Title: You know what I hate?
Posted: August 15, 2009 (11:13 AM)
When TV shows feel the need to caption English accents, even when they're perfectly comprehensible.
Seriously. They're speaking the same language. They aren't that hard to understand. Grow some ears, people. What the hell.
I don't know. Maybe people in this country are just stupid or something. I mean really. Unless they're speaking some British dialectical equivalent to ghetto-speak, there's seriously no reason for subtitles.
But who knows. I suppose it's possible that some people have spent their entire lives here without ever hearing an English accent before, but in this day and age, I don't see how that's really possible unless you live under a rock.
What's wrong with this country? Good lord.
Posted: August 15, 2009 (11:21 AM)
Well that tells you exactly what US TV show bosses think of their audience!
Posted: August 15, 2009 (12:00 PM)
There's probably a really good explanation, WQ. I've never seen a show do what you're describing, but stop to think about it for a second: the stupid Americans that you're supposing this would be meant to appease are too stupid to bother reading subtitles. They either never learned to read fast enough or they go to a movie specifically to avoid reading. It's pretty safe to assume that the subtitles are for a different audience. One possibility? Someone thought that the hearing-impaired might have trouble picking up the dialect. This is all assuming that you didn't accidentally press the 'CC' button on your remote, of course. ;-)

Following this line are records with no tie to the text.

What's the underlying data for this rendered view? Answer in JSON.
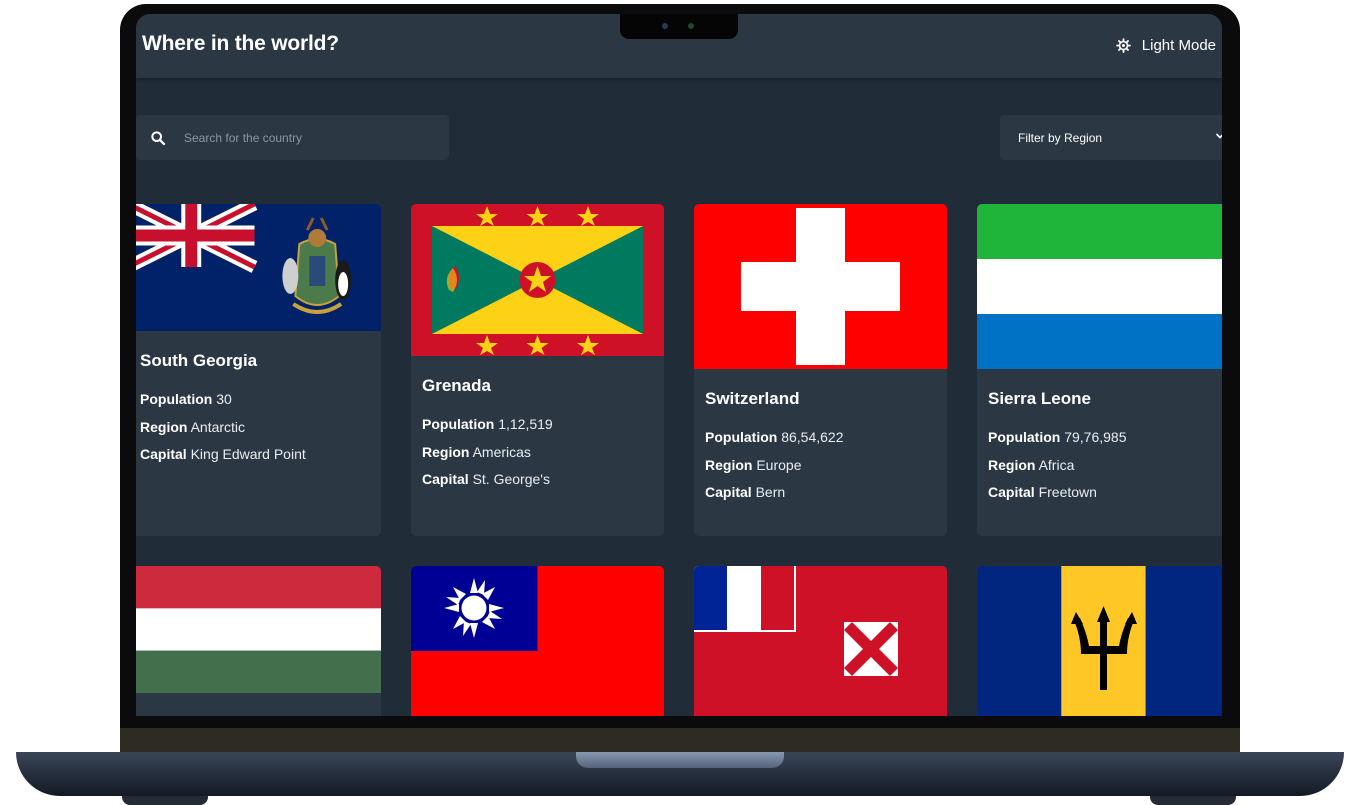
{
  "header": {
    "title": "Where in the world?",
    "theme_toggle_label": "Light Mode"
  },
  "search": {
    "placeholder": "Search for the country"
  },
  "filter": {
    "label": "Filter by Region"
  },
  "labels": {
    "population": "Population",
    "region": "Region",
    "capital": "Capital"
  },
  "countries": [
    {
      "name": "South Georgia",
      "population": "30",
      "region": "Antarctic",
      "capital": "King Edward Point",
      "flag": "south-georgia-flag"
    },
    {
      "name": "Grenada",
      "population": "1,12,519",
      "region": "Americas",
      "capital": "St. George's",
      "flag": "grenada-flag"
    },
    {
      "name": "Switzerland",
      "population": "86,54,622",
      "region": "Europe",
      "capital": "Bern",
      "flag": "switzerland-flag"
    },
    {
      "name": "Sierra Leone",
      "population": "79,76,985",
      "region": "Africa",
      "capital": "Freetown",
      "flag": "sierra-leone-flag"
    },
    {
      "name": "",
      "flag": "hungary-flag"
    },
    {
      "name": "",
      "flag": "taiwan-flag"
    },
    {
      "name": "",
      "flag": "wallis-and-futuna-flag"
    },
    {
      "name": "",
      "flag": "barbados-flag"
    }
  ],
  "colors": {
    "background": "#202c37",
    "elements": "#2b3844",
    "text": "#ffffff"
  }
}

Posted: August 15, 2009 (12:38 PM)
Hey WQ, next time you type something in a blog post, make it so we can understand what the hell you're saying. Your pidgin English is really hard to comprehend.
Posted: August 15, 2009 (03:06 PM)
I actually enjoy captions on DVDs etc even when I know most of the words. For instance, I can catch 95% of what is on A Bit of Fry and Laurie. But the 5% I'm missing is sometimes quite funny and I'm glad the captions are there.
Also, I sometimes am looking at the background and miss the words even with regular old American English. It's nice to have this option with DVDs and stuff. I don't know if you can turn it on/off with newfangled TV's. I don't have one of those. But I think it'd be a nice safety valve.
Posted: August 15, 2009 (04:30 PM)
Yes, there are a lot of stupid people in this country. I deal with them on a daily basis.
Most of the cutomers I deal with are pretty cool and reasonably, but there are always those people who completely lack common sense and are always quick to blame others for their own mistakes.
Posted: August 17, 2009 (11:51 PM)
Frequently done in Dutch with something as straightforward as a very slight Flemish accent. While dialects exists in far reaches of the Netherlands that are hard to follow for an outsider, Flemish is dead easy with only a slightly different intonation and the very occasional odd choice of wording (odd to a Dutchman that is). I guess they take a rather safe than sorry approach on subtitling.
Which brings me to another: on an English movie, particularly a complex one, I do still like my subtitles - I can understand what's being said otherwise, but if things move fast I might not keep up. Or when an actor is soft spoken or dramatic music plays during the scene, I end up missing some words.
Now in these cases I prefer English subtitles to Dutch ones, which after all involve a translation (and I get hung up on it when a translation feels slightly off to me, and I'm thinking about that instead of following the rest of the scene). The only problem with English subtitles on an English DVD is that they are usually one and the same as the subtitles for the hearing impaired, so every sound effect is transcribed too.
I really, really have to try hard not to get hung up on THAT. It's so easy to laugh at it and then stop taking the movie seriously.